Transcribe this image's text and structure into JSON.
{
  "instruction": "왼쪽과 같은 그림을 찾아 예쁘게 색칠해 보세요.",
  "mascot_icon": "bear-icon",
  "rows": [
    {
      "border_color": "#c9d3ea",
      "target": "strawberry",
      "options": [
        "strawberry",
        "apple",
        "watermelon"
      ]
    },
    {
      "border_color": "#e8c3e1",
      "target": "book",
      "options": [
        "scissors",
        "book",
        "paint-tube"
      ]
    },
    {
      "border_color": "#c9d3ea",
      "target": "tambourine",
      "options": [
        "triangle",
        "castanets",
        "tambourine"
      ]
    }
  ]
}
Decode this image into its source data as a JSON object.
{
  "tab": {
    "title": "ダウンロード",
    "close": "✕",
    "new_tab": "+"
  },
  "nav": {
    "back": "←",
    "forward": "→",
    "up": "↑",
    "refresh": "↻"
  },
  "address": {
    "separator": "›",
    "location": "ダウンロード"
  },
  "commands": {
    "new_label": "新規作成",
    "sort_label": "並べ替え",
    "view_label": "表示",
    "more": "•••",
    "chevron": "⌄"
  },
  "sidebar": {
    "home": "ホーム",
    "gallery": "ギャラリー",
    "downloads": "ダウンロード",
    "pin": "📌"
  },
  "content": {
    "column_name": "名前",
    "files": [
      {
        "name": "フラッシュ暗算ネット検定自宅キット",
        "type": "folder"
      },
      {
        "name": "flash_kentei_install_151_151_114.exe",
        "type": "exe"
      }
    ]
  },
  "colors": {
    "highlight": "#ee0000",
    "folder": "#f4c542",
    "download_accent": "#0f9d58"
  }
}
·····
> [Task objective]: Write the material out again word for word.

> [Result]:
Transcribe this image's text and structure into JSON.
{
  "instruction": "왼쪽과 같은 그림을 찾아 예쁘게 색칠해 보세요.",
  "mascot_icon": "bear-icon",
  "rows": [
    {
      "border_color": "#c9d3ea",
      "target": "strawberry",
      "options": [
        "strawberry",
        "apple",
        "watermelon"
      ]
    },
    {
      "border_color": "#e8c3e1",
      "target": "book",
      "options": [
        "scissors",
        "book",
        "paint-tube"
      ]
    },
    {
      "border_color": "#c9d3ea",
      "target": "tambourine",
      "options": [
        "triangle",
        "castanets",
        "tambourine"
      ]
    }
  ]
}
Decode this image into its source data as a JSON object.
{
  "tab": {
    "title": "ダウンロード",
    "close": "✕",
    "new_tab": "+"
  },
  "nav": {
    "back": "←",
    "forward": "→",
    "up": "↑",
    "refresh": "↻"
  },
  "address": {
    "separator": "›",
    "location": "ダウンロード"
  },
  "commands": {
    "new_label": "新規作成",
    "sort_label": "並べ替え",
    "view_label": "表示",
    "more": "•••",
    "chevron": "⌄"
  },
  "sidebar": {
    "home": "ホーム",
    "gallery": "ギャラリー",
    "downloads": "ダウンロード",
    "pin": "📌"
  },
  "content": {
    "column_name": "名前",
    "files": [
      {
        "name": "フラッシュ暗算ネット検定自宅キット",
        "type": "folder"
      },
      {
        "name": "flash_kentei_install_151_151_114.exe",
        "type": "exe"
      }
    ]
  },
  "colors": {
    "highlight": "#ee0000",
    "folder": "#f4c542",
    "download_accent": "#0f9d58"
  }
}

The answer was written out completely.